It’s fair to say that the Touch Bar—that little display strip above the keyboard on newer MacBook Pro laptops—hasn’t been the most successful of Apple’s recent attempts at innovation. It mostly sits unloved and unneeded, sacrificing keys that were useful for not much benefit. There are apps that try to make the most of the Touch Bar though, and we’ve found them.
We’re only going to limit ourselves to mentioning one Apple app in the list, but dig around, and you’ll find that pretty much every native macOS program includes some Touch Bar shortcuts you might find useful.
No seriously—Chrome actually has some decent Touch Bar shortcuts, maybe even better than the ones Safari has. Speeding around the web is all about knowing the right mouse and keyboard shortcuts, and Chrome adds Touch Bar shortcuts to that mix as well.
Refresh the page, go home, go forwards and backwards (of course), and more—the buttons we find useful are the ones for opening a new tab (faster than the keyboard and the mouse) and the search button that puts the cursor in the address bar ready for action.
Good old Adobe, helping out Apple wherever it can, whether that’s with Photoshop on the iPad or Touch Bar shortcut support for the MacBook Pro. There are a lot of features and functions in Photoshop, and the Touch Bar links make the application just a little easier to get around.
That means shortcuts for layer and brush settings, controls for zoom levels and the panes you see on screen, open up new images, pick colors, and more. Pro users are probably still going to gravitate towards keyboard shortcuts, but the Touch Bar can prove useful.
If the point of the Touch Bar is to make a touchscreen Mac unnecessary, Spotify is one of the best examples of how that might work, including controls for shuffle, repeat, and volume.

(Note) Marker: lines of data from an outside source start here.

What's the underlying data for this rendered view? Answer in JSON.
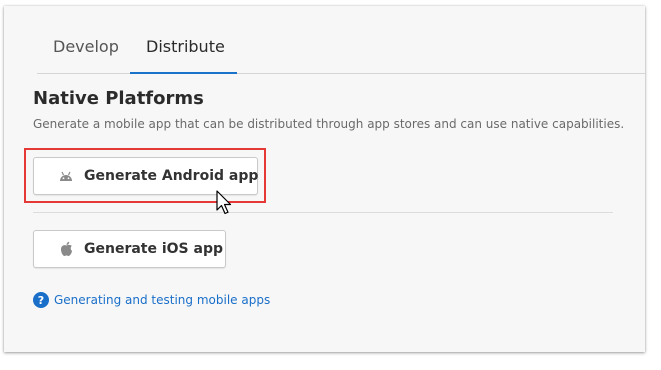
{
  "tabs": [
    {
      "label": "Develop"
    },
    {
      "label": "Distribute"
    }
  ],
  "active_tab": "Distribute",
  "section": {
    "title": "Native Platforms",
    "description": "Generate a mobile app that can be distributed through app stores and can use native capabilities."
  },
  "buttons": {
    "android": {
      "label": "Generate Android app",
      "icon": "android-icon"
    },
    "ios": {
      "label": "Generate iOS app",
      "icon": "apple-icon"
    }
  },
  "help": {
    "icon": "question-circle-icon",
    "link_text": "Generating and testing mobile apps"
  },
  "colors": {
    "accent": "#1a73c8",
    "highlight": "#e53935",
    "link": "#1a6fc9"
  }
}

As you would expect you can start and stop playback, and skip between songs in a playlist as well. There are also browser-style backwards and forwards buttons to make navigating between Spotify’s various screens very straightforward, and you get a search shortcut too.

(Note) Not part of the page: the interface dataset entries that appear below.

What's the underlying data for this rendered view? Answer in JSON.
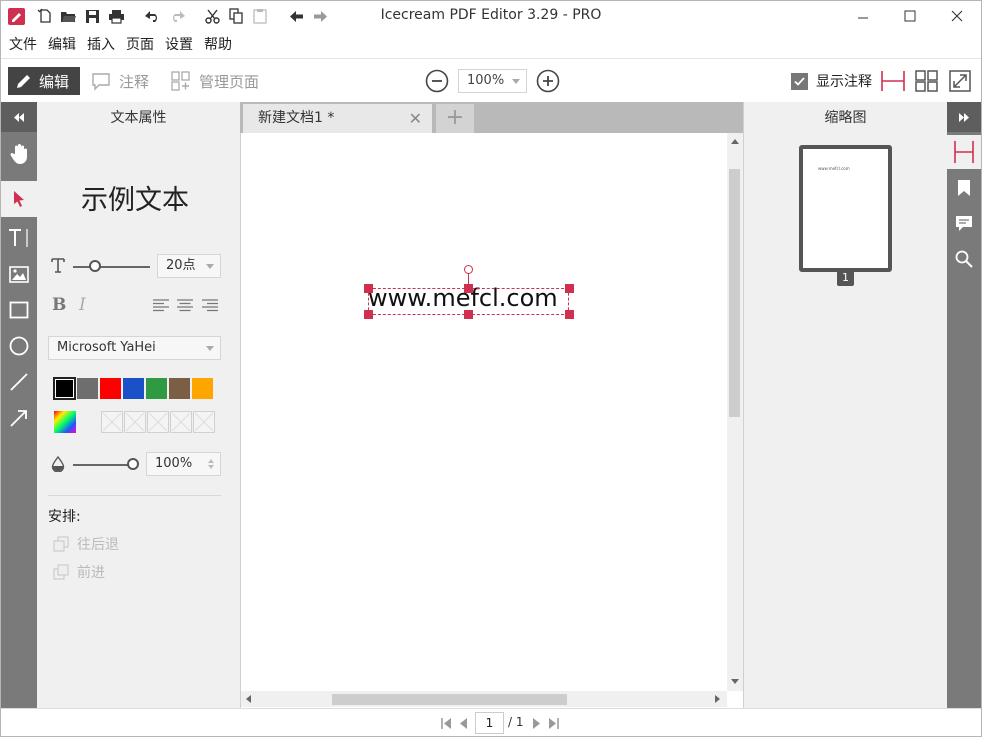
{
  "window": {
    "title": "Icecream PDF Editor 3.29 - PRO"
  },
  "menu": [
    "文件",
    "编辑",
    "插入",
    "页面",
    "设置",
    "帮助"
  ],
  "toolbar": {
    "mode_edit": "编辑",
    "mode_annotate": "注释",
    "mode_manage_pages": "管理页面",
    "zoom": "100%",
    "show_annotations": "显示注释",
    "show_annotations_checked": true
  },
  "properties_panel": {
    "title": "文本属性",
    "sample_text": "示例文本",
    "font_size": "20点",
    "font_size_slider_fraction": 0.29,
    "font_family": "Microsoft YaHei",
    "colors": [
      "#000000",
      "#6e6e6e",
      "#ff0000",
      "#1a50c8",
      "#2f9a41",
      "#7a5f45",
      "#ffa500"
    ],
    "selected_color": "#000000",
    "opacity": "100%",
    "opacity_fraction": 1.0,
    "arrange_label": "安排:",
    "send_backward": "往后退",
    "bring_forward": "前进"
  },
  "tabs": [
    {
      "label": "新建文档1 *",
      "active": true
    }
  ],
  "document": {
    "text_box": "www.mefcl.com"
  },
  "thumbnails": {
    "title": "缩略图",
    "pages": [
      {
        "number": "1",
        "text": "www.mefcl.com"
      }
    ]
  },
  "statusbar": {
    "current_page": "1",
    "total": "/ 1"
  },
  "colors": {
    "accent": "#d03050",
    "dark_button": "#444444",
    "sidebar": "#7a7a7a",
    "panel_bg": "#f0f0f0"
  }
}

Spark is one of the best email clients for the Mac, no matter which company is providing your email, and it’s also decided to embrace the Touch Bar, starting with all the common message functions—archiving, snoozing, pinning, trashing, and so on.
Spark’s set of Touch Bar shortcuts lets you search through your messages, compose new emails, mark messages as read or unread, reply or reply all to incoming emails, and more. You can even use it to auto-fill email addresses when you’re composing a new message.
Password-remembering manager extraordinaire 1Password also has some solid Touch Bar support to take advantage of. The main way you’re going to use it is to create new entries in the 1Password database: New login details, secure notes, identity records, and so on.
You’ll find the Touch Bar comes in handy in various other places in 1Password as well, including when you’re searching through your stored records for something important. There’s also a shortcut button for instantly locking access to the 1Password macOS app.
Microsoft can be friendly towards Apple when it wants to be, and there’s more evidence for it in the Touch Bar support you get across all Office apps on Mac: Launch presentations in PowerPoint, format text blocks in Word, build a chart in Excel, and more.
Across all the apps you can load in recent files, switch between display modes, and copy and paste text and images when needed. Just like the ribbon menu that defines the Office apps now, the Touch Bar keeps changing to offer the shortcuts you’re most likely to need.
Few apps have gone all-in on Touch Bar operation as much as Pixelmator has, with the application letting you quickly switch between tools, and the options for those tools, via the strip. You can also preview filter effects by tapping between Touch Bar thumbnails.
Other neat features let you quickly check the differences your edits have made before applying them, jump between layers in an image, and browse and select custom shapes. The app is even courteous enough to let you choose which tools appear on the Touch Bar.
As we mentioned above, you would expect Apple to build Touch Bar support into all its macOS apps—as indeed it has—but Final Cut Pro is worth a particular mention.
If you’re a Final Cut Pro user, just a few of the shortcuts offered up by the Touch Bar cover the likes of video information, scene trimming, volume adjustments, timeline scrubbing, text manipulation, color picking, clip placement, zoom levels, and tool selection.
BetterTouchTool goes one step further than merely supporting the Touch Bar on macOS by letting you customize the shortcuts on your own custom Touch Bar strip. It can include keyboard and mouse shortcuts, widgets, app launch icons and plenty more.
You can create separate Touch Bar panels for specific apps and for macOS as a whole, and Lifehacker has written more about the configuration process here. The app will set you back $7.50 for a two-year license, but you can try it for free for 45 days to see if you like it.